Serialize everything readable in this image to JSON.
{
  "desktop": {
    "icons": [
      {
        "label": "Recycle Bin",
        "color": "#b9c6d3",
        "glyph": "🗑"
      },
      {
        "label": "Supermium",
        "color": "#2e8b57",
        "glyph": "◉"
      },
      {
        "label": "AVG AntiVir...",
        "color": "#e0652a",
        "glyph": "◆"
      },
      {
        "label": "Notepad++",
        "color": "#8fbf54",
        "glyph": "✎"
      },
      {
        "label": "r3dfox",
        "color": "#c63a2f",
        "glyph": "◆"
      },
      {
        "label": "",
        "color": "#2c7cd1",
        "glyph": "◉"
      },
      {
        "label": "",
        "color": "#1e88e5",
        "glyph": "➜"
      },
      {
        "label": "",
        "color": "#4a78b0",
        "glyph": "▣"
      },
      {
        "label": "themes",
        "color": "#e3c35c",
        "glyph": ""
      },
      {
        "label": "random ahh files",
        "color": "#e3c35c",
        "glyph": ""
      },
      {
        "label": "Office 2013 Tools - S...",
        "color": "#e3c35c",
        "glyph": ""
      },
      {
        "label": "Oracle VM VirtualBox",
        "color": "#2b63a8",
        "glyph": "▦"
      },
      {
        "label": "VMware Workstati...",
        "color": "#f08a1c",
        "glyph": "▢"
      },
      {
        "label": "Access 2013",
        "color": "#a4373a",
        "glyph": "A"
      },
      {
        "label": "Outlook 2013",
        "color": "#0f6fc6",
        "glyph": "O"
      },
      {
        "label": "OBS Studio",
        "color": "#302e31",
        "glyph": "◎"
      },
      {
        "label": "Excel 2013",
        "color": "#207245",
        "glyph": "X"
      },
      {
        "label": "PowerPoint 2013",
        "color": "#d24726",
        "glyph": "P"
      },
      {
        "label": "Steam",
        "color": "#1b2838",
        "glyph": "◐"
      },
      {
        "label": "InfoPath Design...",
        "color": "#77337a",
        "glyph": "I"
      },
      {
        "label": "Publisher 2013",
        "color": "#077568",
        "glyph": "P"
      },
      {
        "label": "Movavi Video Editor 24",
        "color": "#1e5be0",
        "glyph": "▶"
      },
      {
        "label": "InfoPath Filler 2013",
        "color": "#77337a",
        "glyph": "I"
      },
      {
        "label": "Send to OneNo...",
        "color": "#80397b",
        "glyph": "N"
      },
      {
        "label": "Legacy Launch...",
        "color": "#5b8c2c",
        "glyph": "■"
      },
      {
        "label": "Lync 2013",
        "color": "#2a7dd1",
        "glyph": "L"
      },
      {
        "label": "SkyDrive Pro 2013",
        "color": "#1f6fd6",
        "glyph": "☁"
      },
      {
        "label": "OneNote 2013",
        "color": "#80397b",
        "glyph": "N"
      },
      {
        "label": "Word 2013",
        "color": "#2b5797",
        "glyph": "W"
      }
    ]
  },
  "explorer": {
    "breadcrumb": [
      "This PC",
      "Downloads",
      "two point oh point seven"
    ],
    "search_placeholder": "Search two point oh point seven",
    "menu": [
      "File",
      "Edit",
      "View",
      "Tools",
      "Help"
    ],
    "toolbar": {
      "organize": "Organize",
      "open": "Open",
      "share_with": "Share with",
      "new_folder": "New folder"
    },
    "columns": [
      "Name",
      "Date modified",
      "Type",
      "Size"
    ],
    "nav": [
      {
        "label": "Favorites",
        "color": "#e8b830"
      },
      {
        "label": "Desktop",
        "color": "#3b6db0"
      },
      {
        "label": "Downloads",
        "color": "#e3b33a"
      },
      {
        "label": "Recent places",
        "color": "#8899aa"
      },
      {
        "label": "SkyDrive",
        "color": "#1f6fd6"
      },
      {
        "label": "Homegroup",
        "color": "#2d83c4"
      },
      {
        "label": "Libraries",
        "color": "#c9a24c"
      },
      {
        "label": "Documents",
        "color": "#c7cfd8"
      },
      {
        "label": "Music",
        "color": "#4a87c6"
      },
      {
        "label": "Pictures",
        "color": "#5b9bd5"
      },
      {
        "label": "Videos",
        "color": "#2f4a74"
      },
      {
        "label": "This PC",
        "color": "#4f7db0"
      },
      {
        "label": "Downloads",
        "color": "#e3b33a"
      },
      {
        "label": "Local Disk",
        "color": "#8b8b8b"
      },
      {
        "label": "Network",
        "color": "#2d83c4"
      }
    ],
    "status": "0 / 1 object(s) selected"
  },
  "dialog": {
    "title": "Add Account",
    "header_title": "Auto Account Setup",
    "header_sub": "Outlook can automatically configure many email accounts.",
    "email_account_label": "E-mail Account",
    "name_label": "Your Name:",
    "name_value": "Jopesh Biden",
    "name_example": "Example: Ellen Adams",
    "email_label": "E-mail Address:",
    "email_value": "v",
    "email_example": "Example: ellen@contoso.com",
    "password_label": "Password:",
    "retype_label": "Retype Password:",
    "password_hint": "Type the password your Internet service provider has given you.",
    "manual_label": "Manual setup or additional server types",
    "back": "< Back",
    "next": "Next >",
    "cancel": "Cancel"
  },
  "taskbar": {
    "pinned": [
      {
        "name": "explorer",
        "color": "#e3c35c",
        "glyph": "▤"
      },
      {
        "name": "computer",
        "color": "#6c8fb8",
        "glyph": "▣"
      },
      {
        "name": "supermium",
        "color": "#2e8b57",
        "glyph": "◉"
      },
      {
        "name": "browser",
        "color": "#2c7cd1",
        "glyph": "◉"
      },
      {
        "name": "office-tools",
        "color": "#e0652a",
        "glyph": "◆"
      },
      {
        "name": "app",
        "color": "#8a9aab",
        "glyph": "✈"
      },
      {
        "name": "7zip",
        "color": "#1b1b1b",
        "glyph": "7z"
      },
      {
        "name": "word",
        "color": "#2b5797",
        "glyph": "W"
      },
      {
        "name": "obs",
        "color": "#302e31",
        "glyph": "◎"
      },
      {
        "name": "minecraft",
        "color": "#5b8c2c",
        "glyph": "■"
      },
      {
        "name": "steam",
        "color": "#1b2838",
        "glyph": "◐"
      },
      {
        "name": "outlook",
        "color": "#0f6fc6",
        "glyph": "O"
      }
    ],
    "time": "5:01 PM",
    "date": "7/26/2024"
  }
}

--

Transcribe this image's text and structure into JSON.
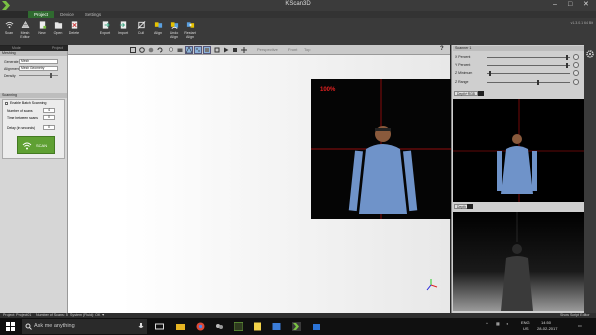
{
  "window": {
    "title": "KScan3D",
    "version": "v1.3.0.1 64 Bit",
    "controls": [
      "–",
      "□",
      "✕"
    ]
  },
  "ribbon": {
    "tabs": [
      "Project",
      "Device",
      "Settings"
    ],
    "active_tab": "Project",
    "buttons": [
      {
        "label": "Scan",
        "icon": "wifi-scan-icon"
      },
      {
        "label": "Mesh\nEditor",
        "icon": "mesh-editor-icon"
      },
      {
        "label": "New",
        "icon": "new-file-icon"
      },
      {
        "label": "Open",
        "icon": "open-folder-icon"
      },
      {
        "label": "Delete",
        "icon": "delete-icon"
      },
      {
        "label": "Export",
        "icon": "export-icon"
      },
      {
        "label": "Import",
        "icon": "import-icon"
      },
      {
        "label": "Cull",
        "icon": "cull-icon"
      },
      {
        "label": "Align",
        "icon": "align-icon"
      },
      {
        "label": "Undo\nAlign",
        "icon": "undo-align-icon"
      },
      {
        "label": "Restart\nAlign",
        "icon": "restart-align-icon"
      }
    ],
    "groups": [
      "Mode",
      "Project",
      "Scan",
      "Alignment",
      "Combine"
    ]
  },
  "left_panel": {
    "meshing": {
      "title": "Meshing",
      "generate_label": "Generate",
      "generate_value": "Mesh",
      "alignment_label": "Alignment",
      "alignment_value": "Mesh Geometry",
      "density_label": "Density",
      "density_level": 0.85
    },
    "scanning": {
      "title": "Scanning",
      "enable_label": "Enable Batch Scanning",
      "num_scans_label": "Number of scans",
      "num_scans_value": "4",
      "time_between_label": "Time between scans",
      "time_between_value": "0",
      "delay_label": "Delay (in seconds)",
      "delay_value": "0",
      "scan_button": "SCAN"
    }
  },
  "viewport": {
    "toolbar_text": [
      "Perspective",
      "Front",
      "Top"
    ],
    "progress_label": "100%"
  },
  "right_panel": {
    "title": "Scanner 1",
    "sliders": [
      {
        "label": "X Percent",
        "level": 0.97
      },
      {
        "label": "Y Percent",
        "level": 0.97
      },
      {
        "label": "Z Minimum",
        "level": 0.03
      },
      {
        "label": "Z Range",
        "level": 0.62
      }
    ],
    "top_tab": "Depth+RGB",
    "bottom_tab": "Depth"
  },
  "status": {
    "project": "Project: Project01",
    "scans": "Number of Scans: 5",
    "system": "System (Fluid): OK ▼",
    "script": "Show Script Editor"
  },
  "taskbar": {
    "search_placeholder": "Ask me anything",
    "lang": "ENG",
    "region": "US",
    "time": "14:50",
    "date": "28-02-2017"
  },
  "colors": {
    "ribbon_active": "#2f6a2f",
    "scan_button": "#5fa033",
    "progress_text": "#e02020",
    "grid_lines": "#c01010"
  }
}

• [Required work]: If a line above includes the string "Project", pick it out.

• [Result for this task]:
      "Project",
    "active_tab": "Project",
      "Project",
    "project": "Project: Project01",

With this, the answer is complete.